2. Somehow (not sure how), target Arduino board (Uno / Duemilanove)'s EEPROM, to be read / written from PC.
    a. Is this possible ?
    b. Can I use avrdude command-line version for this ? I guess not, because bootloader doesn't support it ?

Hopefully, I could reset the fuse-bits (if set) that erase EEPROM when programming the flash, using avrdude commandline, and either a standalone ISP or Arduino-as-ISP.

45  Using Arduino / Microcontrollers / Comm between Arduino and a ARM SBC, what easy, reliable way ? on: February 08, 2012, 11:52:39 pm
Would like to exchange some information (100 bytes/sec is enough), intermittently (e.g. once every few seconds), between Arduino and an an ARM9 SBC running Linux.

One viable way, I believe is I2C, but from my research so far, it looks like there isn't a well-tested / mature library on Arduino side to do client-side communication. Is this really (still) the case ?

Another approach could be USB. However, that is not preferred because the ARM SBC is short on USB ports, existing port is already occupied.

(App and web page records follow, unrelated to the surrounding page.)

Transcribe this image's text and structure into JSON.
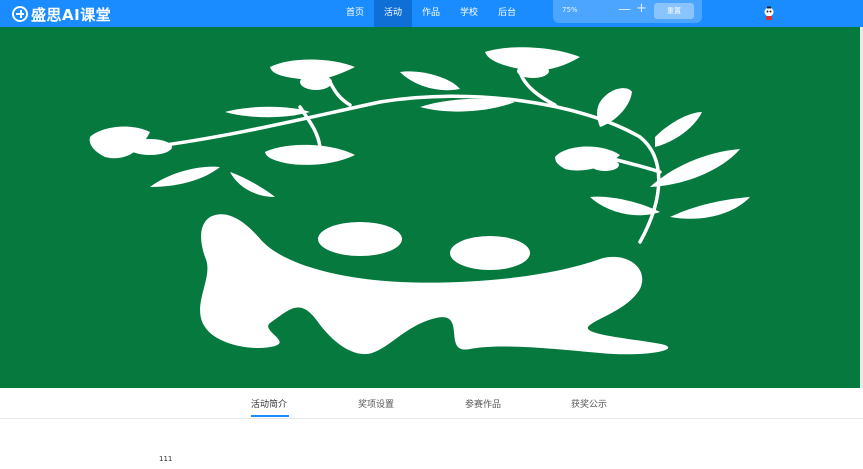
{
  "header": {
    "logo_text": "盛思AI课堂",
    "brand_color": "#1a8cff",
    "nav": [
      {
        "label": "首页",
        "active": false
      },
      {
        "label": "活动",
        "active": true
      },
      {
        "label": "作品",
        "active": false
      },
      {
        "label": "学校",
        "active": false
      },
      {
        "label": "后台",
        "active": false
      }
    ],
    "zoom": {
      "value": "75%",
      "minus": "—",
      "plus": "+",
      "reset_label": "重置"
    },
    "avatar_icon": "avatar-icon"
  },
  "banner": {
    "background_color": "#05793e",
    "emblem_icon": "leaf-wreath-people-emblem"
  },
  "tabs": [
    {
      "label": "活动简介",
      "active": true
    },
    {
      "label": "奖项设置",
      "active": false
    },
    {
      "label": "参赛作品",
      "active": false
    },
    {
      "label": "获奖公示",
      "active": false
    }
  ],
  "content": {
    "text": "111"
  }
}
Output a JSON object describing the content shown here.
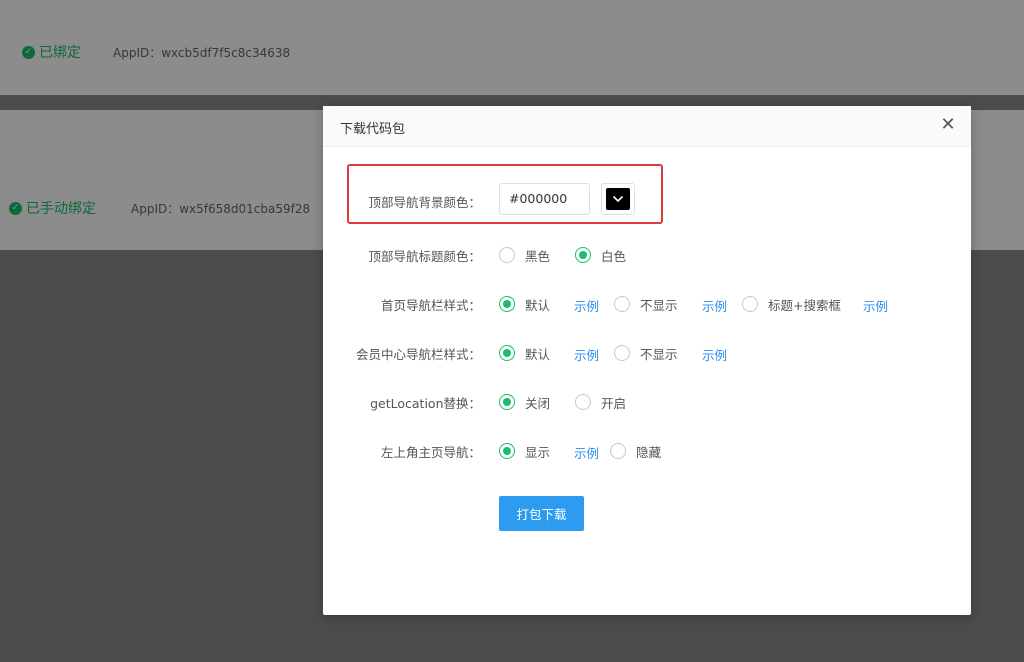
{
  "background": {
    "row1": {
      "status": "已绑定",
      "appid": "AppID：wxcb5df7f5c8c34638"
    },
    "row2": {
      "status": "已手动绑定",
      "appid": "AppID：wx5f658d01cba59f28"
    }
  },
  "modal": {
    "title": "下载代码包",
    "close_icon": "close-icon",
    "fields": {
      "nav_bg_color": {
        "label": "顶部导航背景颜色：",
        "value": "#000000",
        "swatch_color": "#000000"
      },
      "nav_title_color": {
        "label": "顶部导航标题颜色：",
        "options": [
          "黑色",
          "白色"
        ],
        "selected": "白色"
      },
      "home_nav_style": {
        "label": "首页导航栏样式：",
        "options": [
          "默认",
          "不显示",
          "标题+搜索框"
        ],
        "selected": "默认",
        "example": "示例"
      },
      "member_nav_style": {
        "label": "会员中心导航栏样式：",
        "options": [
          "默认",
          "不显示"
        ],
        "selected": "默认",
        "example": "示例"
      },
      "getlocation": {
        "label": "getLocation替换：",
        "options": [
          "关闭",
          "开启"
        ],
        "selected": "关闭"
      },
      "home_nav_top_left": {
        "label": "左上角主页导航：",
        "options": [
          "显示",
          "隐藏"
        ],
        "selected": "显示",
        "example": "示例"
      }
    },
    "submit_label": "打包下载"
  },
  "colors": {
    "accent_green": "#19be6b",
    "link_blue": "#2d8cf0",
    "button_blue": "#2d9cf0",
    "highlight_red": "#e03a3a"
  }
}
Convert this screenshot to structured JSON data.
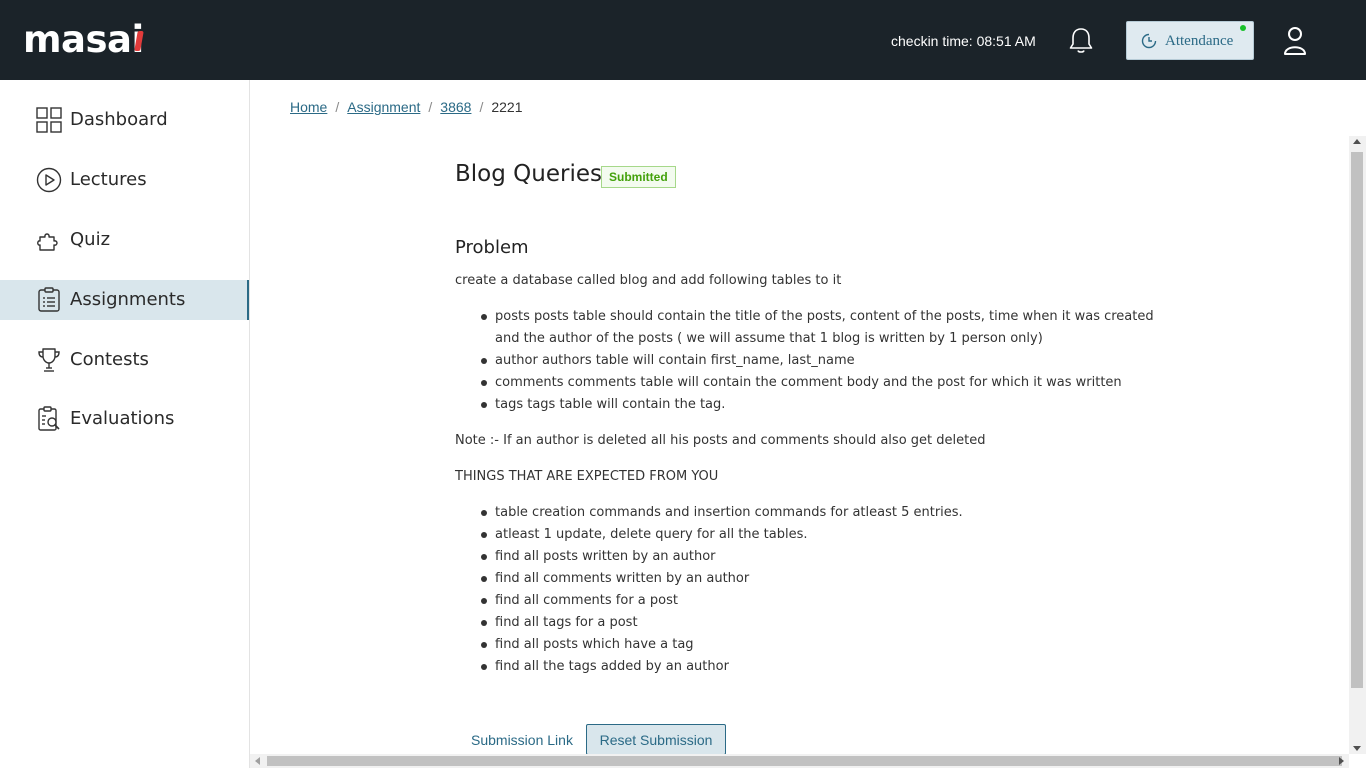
{
  "header": {
    "logo": "masai",
    "checkin": "checkin time: 08:51 AM",
    "attendance_label": "Attendance",
    "icons": {
      "bell": "bell-icon",
      "user": "user-icon",
      "attendance": "clock-icon"
    },
    "colors": {
      "bg": "#1b2329",
      "brand_dot": "#e23b3b",
      "status_dot": "#17c12a"
    }
  },
  "sidebar": {
    "items": [
      {
        "label": "Dashboard",
        "icon": "dashboard-icon"
      },
      {
        "label": "Lectures",
        "icon": "play-icon"
      },
      {
        "label": "Quiz",
        "icon": "puzzle-icon"
      },
      {
        "label": "Assignments",
        "icon": "clipboard-icon",
        "active": true
      },
      {
        "label": "Contests",
        "icon": "trophy-icon"
      },
      {
        "label": "Evaluations",
        "icon": "report-icon"
      }
    ]
  },
  "breadcrumb": [
    "Home",
    "Assignment",
    "3868",
    "2221"
  ],
  "assignment": {
    "title": "Blog Queries",
    "status": "Submitted",
    "section_heading": "Problem",
    "intro": "create a database called blog and add following tables to it",
    "tables": [
      "posts posts table should contain the title of the posts, content of the posts, time when it was created and the author of the posts ( we will assume that 1 blog is written by 1 person only)",
      "author authors table will contain first_name, last_name",
      "comments comments table will contain the comment body and the post for which it was written",
      "tags tags table will contain the tag."
    ],
    "note": "Note :- If an author is deleted all his posts and comments should also get deleted",
    "expected_heading": "THINGS THAT ARE EXPECTED FROM YOU",
    "expected": [
      "table creation commands and insertion commands for atleast 5 entries.",
      "atleast 1 update, delete query for all the tables.",
      "find all posts written by an author",
      "find all comments written by an author",
      "find all comments for a post",
      "find all tags for a post",
      "find all posts which have a tag",
      "find all the tags added by an author"
    ]
  },
  "actions": {
    "submission_link": "Submission Link",
    "reset_submission": "Reset Submission"
  },
  "colors": {
    "accent": "#2b6a86",
    "active_bg": "#d9e6ec",
    "badge_green": "#43a10b"
  }
}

Also, when I mention Arduino, I mean a possible low-cost bare-bones ATmega328 based custom board, which is unlikely to have USB.

What other options do I have ? Within multiple options, my preference would be for one, which has least overall complexity, and cost.

thanks,
F
Pages: 1 2 [3] 4 5 ... 8